**TO DO:** Read through the lines below and copy the ones holding the string "Libraries".

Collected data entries
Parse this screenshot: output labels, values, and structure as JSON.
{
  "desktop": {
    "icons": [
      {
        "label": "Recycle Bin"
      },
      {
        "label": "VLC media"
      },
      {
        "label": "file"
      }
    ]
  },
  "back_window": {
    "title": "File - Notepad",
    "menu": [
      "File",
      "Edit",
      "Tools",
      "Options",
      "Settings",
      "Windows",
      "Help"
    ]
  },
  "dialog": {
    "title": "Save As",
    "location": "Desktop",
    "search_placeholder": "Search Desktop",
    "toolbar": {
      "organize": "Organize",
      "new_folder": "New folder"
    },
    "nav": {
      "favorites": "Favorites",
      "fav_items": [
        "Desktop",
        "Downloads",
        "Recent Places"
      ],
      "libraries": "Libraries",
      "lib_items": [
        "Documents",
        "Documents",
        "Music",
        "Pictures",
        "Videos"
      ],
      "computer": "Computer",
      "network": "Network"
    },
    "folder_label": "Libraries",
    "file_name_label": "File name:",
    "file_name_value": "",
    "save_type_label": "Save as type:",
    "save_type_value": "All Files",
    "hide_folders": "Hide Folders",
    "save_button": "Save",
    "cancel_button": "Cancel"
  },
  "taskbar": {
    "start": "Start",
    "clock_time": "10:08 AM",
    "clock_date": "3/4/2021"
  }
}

**RESPONSE FOR THIS EXERCISE:**
      "libraries": "Libraries",
    "folder_label": "Libraries",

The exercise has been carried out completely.